Freeh Investigation Costs More Than $1 Million; PSU Board PR Approaches $500,000
Penn State paid the firm of former FBI Director Louis Freeh nearly $1.15 million through Dec. 31.
Associated press-conference and public-relations expenses for Freeh's group reached $283,727 in additional fees covered by the university.
At the same time, in November and December, Penn State tallied almost $500,000 in fees owed to Ketchum Communications, a prominent firm that handled crisis management for the university board.
Those details -- and several others -- are included in an expense breakdown that Penn State released this week, citing financial impacts from the Jerry Sandusky criminal charges and related fallout at the university.
On Monday evening, Penn State launched a new openness website that addresses a variety of often-asked questions about the crisis. Specifically, it reports the university spent, in November and December, just shy of $3.2 million overall on legal fees, consultants and public-relations firms associated with the situation.
A more-specific delineation of the costs shows the Freeh organization, leading a board-initiated investigation at Penn State, accounted for well more than a third of those expenses.
Penn State shared that more-specific overview with StateCollege.com.

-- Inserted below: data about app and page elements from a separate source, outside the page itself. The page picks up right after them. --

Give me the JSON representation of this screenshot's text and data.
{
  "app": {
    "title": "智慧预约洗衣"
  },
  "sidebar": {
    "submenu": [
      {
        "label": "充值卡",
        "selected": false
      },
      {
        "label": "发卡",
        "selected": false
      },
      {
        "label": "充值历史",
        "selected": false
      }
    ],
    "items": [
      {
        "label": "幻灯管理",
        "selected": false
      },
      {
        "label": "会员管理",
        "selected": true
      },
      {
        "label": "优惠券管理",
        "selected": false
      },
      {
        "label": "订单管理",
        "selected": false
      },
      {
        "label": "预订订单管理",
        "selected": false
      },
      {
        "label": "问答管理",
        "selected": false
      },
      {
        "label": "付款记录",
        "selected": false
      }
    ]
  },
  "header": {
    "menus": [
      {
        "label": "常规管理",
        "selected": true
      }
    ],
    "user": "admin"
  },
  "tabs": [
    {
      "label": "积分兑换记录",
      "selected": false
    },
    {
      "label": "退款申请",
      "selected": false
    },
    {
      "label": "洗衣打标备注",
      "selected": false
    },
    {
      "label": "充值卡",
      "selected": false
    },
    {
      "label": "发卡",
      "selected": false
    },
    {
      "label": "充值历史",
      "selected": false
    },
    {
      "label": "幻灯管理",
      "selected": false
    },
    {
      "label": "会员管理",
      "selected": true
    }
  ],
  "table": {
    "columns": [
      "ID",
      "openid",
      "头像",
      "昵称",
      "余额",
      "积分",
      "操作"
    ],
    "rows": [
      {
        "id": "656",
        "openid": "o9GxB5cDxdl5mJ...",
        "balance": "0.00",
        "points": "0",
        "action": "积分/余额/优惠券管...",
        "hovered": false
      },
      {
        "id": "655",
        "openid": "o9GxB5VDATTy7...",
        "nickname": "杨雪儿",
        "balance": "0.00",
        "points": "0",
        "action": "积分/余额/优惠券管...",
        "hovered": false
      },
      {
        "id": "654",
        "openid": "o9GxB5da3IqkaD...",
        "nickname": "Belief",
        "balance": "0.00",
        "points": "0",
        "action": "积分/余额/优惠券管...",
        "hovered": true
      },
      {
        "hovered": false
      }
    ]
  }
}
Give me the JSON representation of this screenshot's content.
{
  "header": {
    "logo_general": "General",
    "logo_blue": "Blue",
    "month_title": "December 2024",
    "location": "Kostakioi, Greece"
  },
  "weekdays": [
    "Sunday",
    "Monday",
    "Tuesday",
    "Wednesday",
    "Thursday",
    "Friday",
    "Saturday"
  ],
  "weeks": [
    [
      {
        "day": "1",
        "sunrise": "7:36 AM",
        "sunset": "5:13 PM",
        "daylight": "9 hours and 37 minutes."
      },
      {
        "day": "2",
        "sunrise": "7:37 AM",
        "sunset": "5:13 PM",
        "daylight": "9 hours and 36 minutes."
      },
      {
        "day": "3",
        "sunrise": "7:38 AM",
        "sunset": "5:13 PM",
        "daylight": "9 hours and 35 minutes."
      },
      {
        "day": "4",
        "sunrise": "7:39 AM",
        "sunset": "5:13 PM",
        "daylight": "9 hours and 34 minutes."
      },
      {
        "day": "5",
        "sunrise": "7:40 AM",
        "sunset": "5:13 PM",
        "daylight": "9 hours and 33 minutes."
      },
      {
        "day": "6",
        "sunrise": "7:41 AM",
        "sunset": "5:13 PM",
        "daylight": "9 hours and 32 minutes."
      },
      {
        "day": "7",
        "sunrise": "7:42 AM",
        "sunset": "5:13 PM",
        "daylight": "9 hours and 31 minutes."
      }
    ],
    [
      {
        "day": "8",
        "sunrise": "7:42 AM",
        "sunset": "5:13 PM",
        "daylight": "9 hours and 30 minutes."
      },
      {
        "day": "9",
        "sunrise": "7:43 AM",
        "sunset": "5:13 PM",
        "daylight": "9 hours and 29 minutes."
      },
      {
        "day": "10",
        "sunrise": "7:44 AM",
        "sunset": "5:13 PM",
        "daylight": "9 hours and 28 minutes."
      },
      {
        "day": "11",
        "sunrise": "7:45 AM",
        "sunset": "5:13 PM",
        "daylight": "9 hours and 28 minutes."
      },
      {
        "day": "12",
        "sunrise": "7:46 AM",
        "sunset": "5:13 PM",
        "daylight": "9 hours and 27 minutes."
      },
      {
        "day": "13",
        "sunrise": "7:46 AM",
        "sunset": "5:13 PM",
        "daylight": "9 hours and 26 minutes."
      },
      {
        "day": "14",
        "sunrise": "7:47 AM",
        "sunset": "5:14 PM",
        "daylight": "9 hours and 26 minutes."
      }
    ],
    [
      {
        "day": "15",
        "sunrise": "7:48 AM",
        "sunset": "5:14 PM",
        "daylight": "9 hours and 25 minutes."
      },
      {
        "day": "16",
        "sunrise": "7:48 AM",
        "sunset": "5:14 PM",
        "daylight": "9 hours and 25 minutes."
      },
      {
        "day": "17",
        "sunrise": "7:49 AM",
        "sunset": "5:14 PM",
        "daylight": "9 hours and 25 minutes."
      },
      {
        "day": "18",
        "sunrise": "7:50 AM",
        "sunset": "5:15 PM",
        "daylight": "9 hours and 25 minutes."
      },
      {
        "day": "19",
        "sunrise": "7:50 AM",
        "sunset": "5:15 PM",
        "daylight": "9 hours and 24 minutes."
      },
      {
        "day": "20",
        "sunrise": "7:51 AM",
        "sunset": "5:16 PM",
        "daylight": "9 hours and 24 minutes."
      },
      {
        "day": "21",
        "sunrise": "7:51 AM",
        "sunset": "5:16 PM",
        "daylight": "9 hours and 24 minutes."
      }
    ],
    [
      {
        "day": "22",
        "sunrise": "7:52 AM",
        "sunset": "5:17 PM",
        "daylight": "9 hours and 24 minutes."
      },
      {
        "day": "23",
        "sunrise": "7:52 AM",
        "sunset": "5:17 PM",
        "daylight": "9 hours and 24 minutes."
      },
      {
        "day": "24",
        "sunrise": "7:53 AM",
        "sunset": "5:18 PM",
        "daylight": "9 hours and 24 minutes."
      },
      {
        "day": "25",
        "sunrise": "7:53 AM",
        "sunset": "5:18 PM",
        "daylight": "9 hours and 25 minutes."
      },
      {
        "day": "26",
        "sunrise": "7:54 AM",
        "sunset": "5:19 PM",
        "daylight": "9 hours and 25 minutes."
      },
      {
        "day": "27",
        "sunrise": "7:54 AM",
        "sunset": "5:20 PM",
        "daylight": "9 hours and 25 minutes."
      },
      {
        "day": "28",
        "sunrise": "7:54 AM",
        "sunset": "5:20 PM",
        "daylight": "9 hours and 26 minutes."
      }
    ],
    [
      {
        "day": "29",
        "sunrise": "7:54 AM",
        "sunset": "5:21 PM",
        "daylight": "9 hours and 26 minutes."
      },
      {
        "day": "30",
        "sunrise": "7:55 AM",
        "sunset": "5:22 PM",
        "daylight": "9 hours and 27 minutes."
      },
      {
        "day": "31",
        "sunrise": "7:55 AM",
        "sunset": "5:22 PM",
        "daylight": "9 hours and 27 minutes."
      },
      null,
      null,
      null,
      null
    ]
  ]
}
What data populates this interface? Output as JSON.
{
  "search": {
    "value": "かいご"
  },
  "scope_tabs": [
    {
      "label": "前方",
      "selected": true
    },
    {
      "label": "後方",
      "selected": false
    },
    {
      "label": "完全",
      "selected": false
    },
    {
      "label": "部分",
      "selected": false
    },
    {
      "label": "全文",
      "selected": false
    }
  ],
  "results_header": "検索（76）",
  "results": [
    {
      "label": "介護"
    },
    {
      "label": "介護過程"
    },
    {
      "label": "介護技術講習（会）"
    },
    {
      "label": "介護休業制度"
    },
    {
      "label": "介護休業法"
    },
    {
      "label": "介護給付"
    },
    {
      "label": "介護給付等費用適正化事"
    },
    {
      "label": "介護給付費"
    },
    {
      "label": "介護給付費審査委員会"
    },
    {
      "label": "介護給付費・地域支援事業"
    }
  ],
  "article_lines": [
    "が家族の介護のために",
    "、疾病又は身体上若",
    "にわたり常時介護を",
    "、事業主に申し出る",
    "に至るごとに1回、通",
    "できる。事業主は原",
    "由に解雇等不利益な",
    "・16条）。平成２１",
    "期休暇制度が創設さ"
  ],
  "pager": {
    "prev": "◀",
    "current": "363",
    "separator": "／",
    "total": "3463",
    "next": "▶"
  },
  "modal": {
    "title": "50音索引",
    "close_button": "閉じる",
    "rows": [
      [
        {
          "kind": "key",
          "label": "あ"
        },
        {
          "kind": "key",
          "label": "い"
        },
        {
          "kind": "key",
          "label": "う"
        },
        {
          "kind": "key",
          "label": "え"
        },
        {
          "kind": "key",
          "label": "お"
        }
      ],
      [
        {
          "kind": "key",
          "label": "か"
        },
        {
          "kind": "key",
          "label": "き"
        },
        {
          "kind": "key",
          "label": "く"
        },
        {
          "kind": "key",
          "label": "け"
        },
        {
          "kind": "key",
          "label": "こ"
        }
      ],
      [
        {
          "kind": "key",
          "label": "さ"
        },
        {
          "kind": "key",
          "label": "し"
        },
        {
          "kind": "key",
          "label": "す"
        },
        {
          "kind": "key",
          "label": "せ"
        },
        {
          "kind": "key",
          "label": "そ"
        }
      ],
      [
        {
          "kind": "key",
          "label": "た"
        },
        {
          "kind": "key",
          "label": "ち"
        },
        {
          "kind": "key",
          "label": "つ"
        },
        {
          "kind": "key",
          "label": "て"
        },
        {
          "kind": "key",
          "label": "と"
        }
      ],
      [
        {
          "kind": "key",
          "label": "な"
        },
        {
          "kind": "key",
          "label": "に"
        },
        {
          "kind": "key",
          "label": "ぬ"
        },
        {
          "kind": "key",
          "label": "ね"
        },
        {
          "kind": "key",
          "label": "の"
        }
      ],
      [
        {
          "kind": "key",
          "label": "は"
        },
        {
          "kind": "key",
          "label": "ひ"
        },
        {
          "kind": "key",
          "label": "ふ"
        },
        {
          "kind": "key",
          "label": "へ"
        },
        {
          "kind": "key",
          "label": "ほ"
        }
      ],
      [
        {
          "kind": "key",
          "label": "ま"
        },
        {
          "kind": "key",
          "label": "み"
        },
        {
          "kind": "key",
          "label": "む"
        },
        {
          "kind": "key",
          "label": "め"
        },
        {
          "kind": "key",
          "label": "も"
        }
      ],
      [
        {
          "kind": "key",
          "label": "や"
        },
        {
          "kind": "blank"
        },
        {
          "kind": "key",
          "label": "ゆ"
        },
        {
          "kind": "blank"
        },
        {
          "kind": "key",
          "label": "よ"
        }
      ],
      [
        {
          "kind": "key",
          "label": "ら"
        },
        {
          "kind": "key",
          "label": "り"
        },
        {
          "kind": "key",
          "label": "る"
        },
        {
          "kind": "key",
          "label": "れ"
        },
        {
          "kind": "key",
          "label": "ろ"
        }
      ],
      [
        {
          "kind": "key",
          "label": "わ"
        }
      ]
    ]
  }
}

Among its highlights:
- Reed Smith, a law firm that provides counsel to the university trustees, billed the university for $506,162 in services in November and December.
- Those billing Penn State for overall university legal defense and crisis management in those months include Saul Ewing ($172,658), Duane Morris ($65,771) and Lany J. Davis and Associates ($26,354). Total crisis-related legal defense for the university itself in those months is listed at $359,735.
- In the same period, Penn State has covered $65,842 in fees to Farrell and Reisinger, representing retired Senior Vice President Gary Schultz, and $82,697 in fees to Caroline M. Roberto, representing Athletic Director Tim Curley.
Penn State has said insurance polices are expected to cover the defense of claims against the university, its employees and trustees.
"Legal and other expenses not covered by insurance are expected to be funded from interest revenues with respect to loans made by the university or from additional payments made by the athletic department to the university with respect to the financing of the most recent Beaver Stadium expansion," the university's new openness website reads.